He inserts the child-in-a-casket scene into the cinematic collage so nonchalantly and, for the lack of a better word, tastefully, that instead of distressing the scene passes as just another fact of life (not solely in Iceland). Some scenes appear as a strange choice for a Christmas movie however the approach is apparently the director's motive of exploring the less stereotypical (conventional) situation and moments of the holiday season. Echo´s strength is going against the well-established and socially normalized imagery while inspecting seemingly unrelated moments around Christmas that offer more complicated yet fuller and more candid social portrait.
The hypnotic lensing by Sophia Olsson (the DoP on Rúnarrson´s previous projects) plays even stranger illusion in exterior snow-filled shots. At some moments, the whiteness glaring from the snow and falling on faces making them appear paler and the composition of the frame appear as out the playbook of Swedish maestro Roy Andersson.
The fragmented portrayal Echo resembles Glawogger´s travelogues (most notably his latest unfinished project Untitled) regarding fearlessness to dive into mundane and even darker situations in life. Unlike Glawogger´s exploratory style, Rúnarsson delivers a poetical depiction of Icelandic folk within the grip of realism that does not mock the protagonist, the Icelanders, even when the director dips into controversial situations (police apprehending asylum seekers hidden in church, a stone cold and stoic face of emergency call center operator when child calls in during parents´ violent fight). Rúnarsson´s brand of poetical realism remains equally thought-provoking as in his previous ventures.

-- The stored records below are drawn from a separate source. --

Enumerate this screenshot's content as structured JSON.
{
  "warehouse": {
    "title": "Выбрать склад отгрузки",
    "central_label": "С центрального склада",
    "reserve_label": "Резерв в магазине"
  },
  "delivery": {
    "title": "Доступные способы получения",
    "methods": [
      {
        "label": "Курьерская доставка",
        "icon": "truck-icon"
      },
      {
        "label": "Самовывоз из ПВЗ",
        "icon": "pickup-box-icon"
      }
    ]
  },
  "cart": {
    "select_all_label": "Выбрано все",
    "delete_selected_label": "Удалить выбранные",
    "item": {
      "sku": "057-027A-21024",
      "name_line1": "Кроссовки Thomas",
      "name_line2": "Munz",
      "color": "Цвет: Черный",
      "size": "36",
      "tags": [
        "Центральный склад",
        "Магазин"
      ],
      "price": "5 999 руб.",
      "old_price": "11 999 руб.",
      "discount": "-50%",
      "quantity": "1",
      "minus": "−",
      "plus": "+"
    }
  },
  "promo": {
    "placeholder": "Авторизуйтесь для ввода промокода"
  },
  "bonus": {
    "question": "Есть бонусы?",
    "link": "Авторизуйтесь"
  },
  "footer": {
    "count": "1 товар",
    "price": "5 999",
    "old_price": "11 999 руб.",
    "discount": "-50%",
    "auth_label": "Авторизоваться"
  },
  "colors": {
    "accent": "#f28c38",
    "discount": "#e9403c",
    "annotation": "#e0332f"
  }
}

- Rúnar Rúnarsson
- Rúnar Rúnarsson
- Sigurmar Albertsson
- Bent Kingo Andersen
- Sif Arnarsdóttir
- Ari Arnarson